··· Exercise data ···

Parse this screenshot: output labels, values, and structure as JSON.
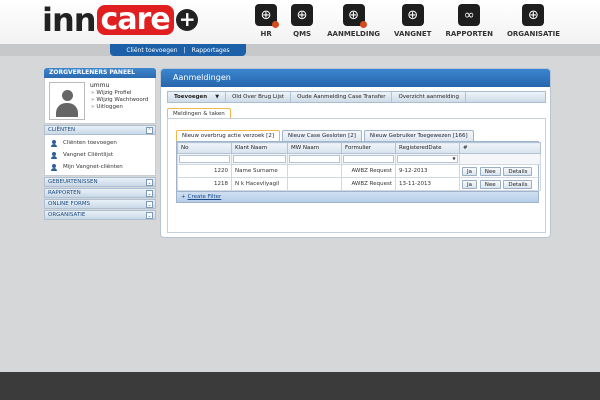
{
  "logo": {
    "part1": "inn",
    "part2": "care",
    "part3": "+"
  },
  "topnav": [
    {
      "label": "HR",
      "icon": "globe-icon",
      "badge": true
    },
    {
      "label": "QMS",
      "icon": "globe-icon",
      "badge": false
    },
    {
      "label": "AANMELDING",
      "icon": "globe-icon",
      "badge": true
    },
    {
      "label": "VANGNET",
      "icon": "globe-icon",
      "badge": false
    },
    {
      "label": "RAPPORTEN",
      "icon": "chain-icon",
      "badge": false
    },
    {
      "label": "ORGANISATIE",
      "icon": "globe-icon",
      "badge": false
    }
  ],
  "subnav": {
    "link1": "Cliënt toevoegen",
    "sep": "|",
    "link2": "Rapportages"
  },
  "sidebar": {
    "title": "ZORGVERLENERS PANEEL",
    "username": "ummu",
    "links": [
      "Wijzig Profiel",
      "Wijzig Wachtwoord",
      "Uitloggen"
    ],
    "sections": [
      {
        "label": "CLIËNTEN",
        "toggle": "⌃",
        "items": [
          "Cliënten toevoegen",
          "Vangnet Cliëntlijst",
          "Mijn Vangnet-cliënten"
        ]
      },
      {
        "label": "GEBEURTENISSEN",
        "toggle": "⌄"
      },
      {
        "label": "RAPPORTEN",
        "toggle": "⌄"
      },
      {
        "label": "ONLINE FORMS",
        "toggle": "⌄"
      },
      {
        "label": "ORGANISATIE",
        "toggle": "⌄"
      }
    ]
  },
  "main": {
    "title": "Aanmeldingen",
    "toolbar": [
      "Toevoegen",
      "Old Over Brug Lijst",
      "Oude Aanmelding Case Transfer",
      "Overzicht aanmelding"
    ],
    "toolbar_caret": "▼",
    "outer_tab": "Meldingen & taken",
    "tabs": [
      "Nieuw overbrug actie verzoek [2]",
      "Nieuw Case Gesloten [2]",
      "Nieuw Gebruiker Toegewezen [166]"
    ],
    "columns": [
      "No",
      "Klant Naam",
      "MW Naam",
      "Formulier",
      "RegisteredDate",
      "#"
    ],
    "filter_dropdown": "▼",
    "rows": [
      {
        "no": "1220",
        "klant": "Name Surname",
        "mw": "",
        "formulier": "AWBZ Request",
        "date": "9-12-2013"
      },
      {
        "no": "1218",
        "klant": "N k Hacevliyagil",
        "mw": "",
        "formulier": "AWBZ Request",
        "date": "13-11-2013"
      }
    ],
    "actions": [
      "Ja",
      "Nee",
      "Details"
    ],
    "footer_plus": "+",
    "footer_link": "Create Filter"
  }
}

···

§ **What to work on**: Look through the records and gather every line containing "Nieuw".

§ **Problem solution**:
      "Nieuw overbrug actie verzoek [2]",
      "Nieuw Case Gesloten [2]",
      "Nieuw Gebruiker Toegewezen [166]"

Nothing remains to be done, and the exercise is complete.